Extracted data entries
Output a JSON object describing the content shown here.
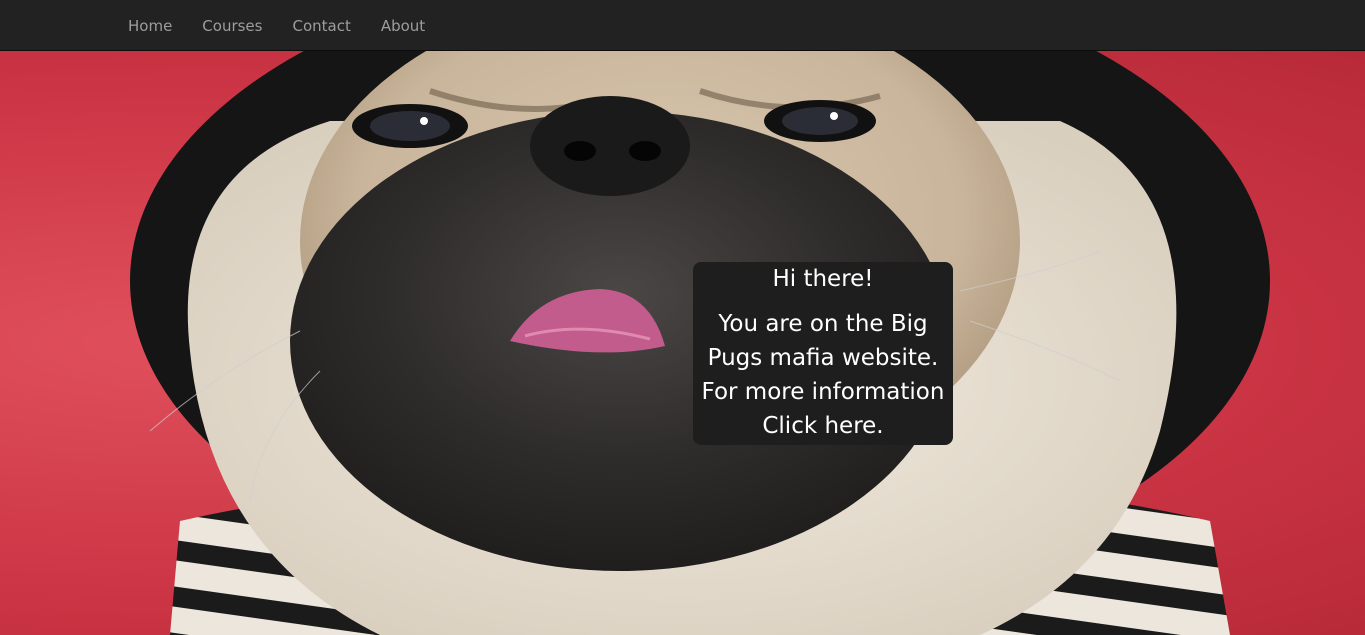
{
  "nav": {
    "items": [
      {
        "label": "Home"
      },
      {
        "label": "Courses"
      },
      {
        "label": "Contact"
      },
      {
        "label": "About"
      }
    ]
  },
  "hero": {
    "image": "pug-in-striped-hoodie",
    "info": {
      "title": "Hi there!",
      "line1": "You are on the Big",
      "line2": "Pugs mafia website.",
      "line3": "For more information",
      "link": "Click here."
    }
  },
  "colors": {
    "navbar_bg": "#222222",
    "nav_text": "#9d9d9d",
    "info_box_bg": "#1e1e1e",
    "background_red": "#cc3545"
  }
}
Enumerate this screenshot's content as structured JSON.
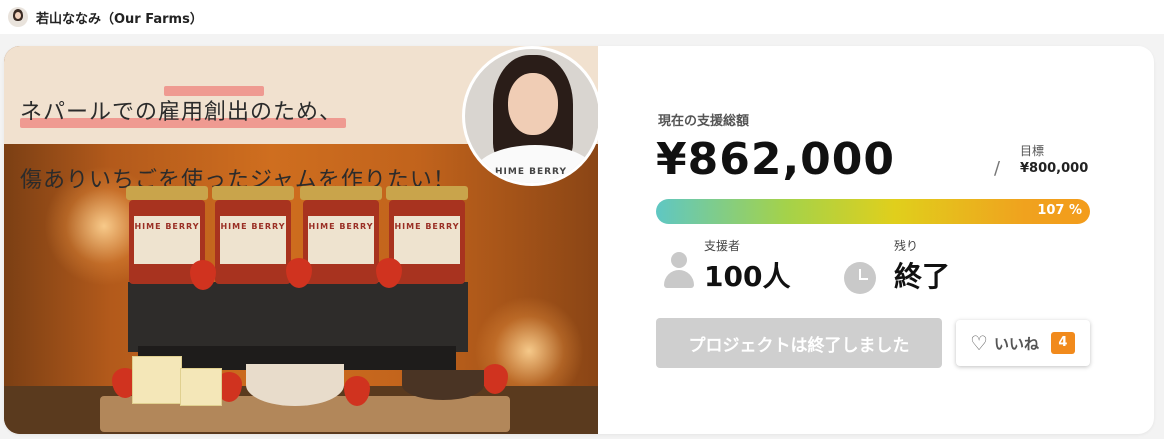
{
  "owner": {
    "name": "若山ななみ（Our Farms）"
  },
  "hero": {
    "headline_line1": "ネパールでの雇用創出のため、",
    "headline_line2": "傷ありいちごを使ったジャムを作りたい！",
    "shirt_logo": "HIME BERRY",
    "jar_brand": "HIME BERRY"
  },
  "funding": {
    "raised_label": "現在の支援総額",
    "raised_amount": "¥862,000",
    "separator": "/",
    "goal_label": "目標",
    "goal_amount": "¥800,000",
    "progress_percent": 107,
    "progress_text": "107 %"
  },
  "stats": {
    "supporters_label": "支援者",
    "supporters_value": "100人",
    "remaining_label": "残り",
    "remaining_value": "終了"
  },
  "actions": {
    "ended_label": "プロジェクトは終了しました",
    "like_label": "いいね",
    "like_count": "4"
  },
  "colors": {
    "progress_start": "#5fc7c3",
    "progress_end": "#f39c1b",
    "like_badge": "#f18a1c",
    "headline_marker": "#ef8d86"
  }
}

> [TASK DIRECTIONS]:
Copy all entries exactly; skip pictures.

> [EXERCISE RESPONSE]:
Output a JSON object describing the content shown here.
{
  "nav": {
    "items": [
      {
        "label": "Home"
      },
      {
        "label": "Courses"
      },
      {
        "label": "Contact"
      },
      {
        "label": "About"
      }
    ]
  },
  "hero": {
    "image": "pug-in-striped-hoodie",
    "info": {
      "title": "Hi there!",
      "line1": "You are on the Big",
      "line2": "Pugs mafia website.",
      "line3": "For more information",
      "link": "Click here."
    }
  },
  "colors": {
    "navbar_bg": "#222222",
    "nav_text": "#9d9d9d",
    "info_box_bg": "#1e1e1e",
    "background_red": "#cc3545"
  }
}
Enumerate this screenshot's content as structured JSON.
{
  "owner": {
    "name": "若山ななみ（Our Farms）"
  },
  "hero": {
    "headline_line1": "ネパールでの雇用創出のため、",
    "headline_line2": "傷ありいちごを使ったジャムを作りたい！",
    "shirt_logo": "HIME BERRY",
    "jar_brand": "HIME BERRY"
  },
  "funding": {
    "raised_label": "現在の支援総額",
    "raised_amount": "¥862,000",
    "separator": "/",
    "goal_label": "目標",
    "goal_amount": "¥800,000",
    "progress_percent": 107,
    "progress_text": "107 %"
  },
  "stats": {
    "supporters_label": "支援者",
    "supporters_value": "100人",
    "remaining_label": "残り",
    "remaining_value": "終了"
  },
  "actions": {
    "ended_label": "プロジェクトは終了しました",
    "like_label": "いいね",
    "like_count": "4"
  },
  "colors": {
    "progress_start": "#5fc7c3",
    "progress_end": "#f39c1b",
    "like_badge": "#f18a1c",
    "headline_marker": "#ef8d86"
  }
}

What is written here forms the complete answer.